Transf. A court-day, i. q. fastus (ante-class.): dies qui vocatur sic: QVANDO REX COMITIAVIT, FAS, Varr. L. L. 6, §§ 31, 32.

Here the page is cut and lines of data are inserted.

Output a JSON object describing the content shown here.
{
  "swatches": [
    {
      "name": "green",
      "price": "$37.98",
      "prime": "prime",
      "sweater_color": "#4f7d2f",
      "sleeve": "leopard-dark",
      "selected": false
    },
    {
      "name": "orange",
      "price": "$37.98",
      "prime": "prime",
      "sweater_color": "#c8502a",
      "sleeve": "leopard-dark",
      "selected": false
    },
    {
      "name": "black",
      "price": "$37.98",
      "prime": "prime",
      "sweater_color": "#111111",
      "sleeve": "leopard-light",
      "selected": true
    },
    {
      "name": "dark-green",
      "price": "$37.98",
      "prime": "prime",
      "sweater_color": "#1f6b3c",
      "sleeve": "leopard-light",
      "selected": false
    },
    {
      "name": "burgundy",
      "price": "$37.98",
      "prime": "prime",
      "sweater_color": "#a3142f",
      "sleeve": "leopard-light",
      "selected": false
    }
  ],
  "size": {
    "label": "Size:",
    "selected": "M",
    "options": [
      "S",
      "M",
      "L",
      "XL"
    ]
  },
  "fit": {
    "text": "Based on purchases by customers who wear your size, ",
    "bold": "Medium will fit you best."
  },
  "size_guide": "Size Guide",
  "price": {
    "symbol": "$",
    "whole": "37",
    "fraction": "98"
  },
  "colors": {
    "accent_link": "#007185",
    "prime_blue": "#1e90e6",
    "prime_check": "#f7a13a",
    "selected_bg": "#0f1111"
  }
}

In gen. (justice, equity, but usu. to be translated as an adjective), right, proper, allowable, lawful, fit, permitted; hence, possible (the predominant meaning of the word in prose and poetry; esp. freq. in the phrase fas est, with a subjectclause): fas, justum, pium, aequum subjici possunt honestati, Quint. 3, 8, 26: cum fas atque nefas exiguo fine libidinum Discernunt avidi, Hor. C. 1, 18, 10; Ov. M. 6, 585; cf.: quippe ubi fas versum atque nefas, Verg. G. 1, 505; Hor. Epod. 5, 87: jusque fasque est, Plaut. Cist. 1, 1, 22: si jus, si fas est, Ter. Hec. 3, 3, 27: sicut fas jusque est, Liv. 7, 31, 3: ut eum nihil delectaret, quod aut per naturam fas esset aut per leges liceret, Cic. Mil. 16, 43; cf.: quoad fas esset, quoad liceret, id. Agr. 2, 7, 19; and: huic legi nec obrogari fas est, neque derogari ex hac aliquid licet, id. Rep. 3, 22: si me fas est orare etiam abs te, pater, etc., Plaut. Bacch. 4, 9, 102: quid non adeptus est, quod homini fas esset optare? Cic. Lael. 3, 11: si eos hoc nomine appellari fas est, id. Mur. 37, 80: non esse fas, Germanos superare, si, etc., Caes. B. G. 1, 50 fin.: neque fas esse existimant, ea litteris mandare, id. ib. 6, 14, 3: ad quos (libellos) interim respicere fas sit, Quint. 10, 7, 31: velut si aliter facere fas non sit, id. 2, 13, 1; 8, 3, 36; 10, 2, 9; 12, 7, 1: nec scire fas est omnia, Hor. C. 4, 4, 22: fas omne est, Cytherea, meis te fidere regnis, there is every reason, Verg. A. 5, 800: si hoc fas est dictu, Cic. Tusc. 5, 13, 38: neque id me facere fas existimo, Plaut. As. 3, 1, 11: fas habere, id. Trin. 2, 2, 11; Quint. 3, 8, 13; Tac. A. 14, 30; id. G. 9: leporem et gallinam et anserem gustare fas non putant, Caes. B. G. 5, 12, 6; 6, 23 fin.: fas prohibet, etc., Ov. Tr. 2, 205: contra quam fas erat, Cic. Clu. 5, 12: ridetque (deus), si mortalis ultra Fas trepidat, Hor. C. 3, 29, 32: fas omne abrumpit, every right, obligation, Verg. A. 3, 55: exuere, Tac. H. 3, 5: et foedera respicere, id. ib. 4, 67; cf.: hostium quoque jus et sacra legationis et fas gentium rupistis, the law of nations, id. A. 1, 42; so in Tac. freq. = jus: patriae, the right, claim of one's native land, id. ib. 2, 10: armorum, id. H. 4, 58: disciplinae, id. A. 1, 19 al.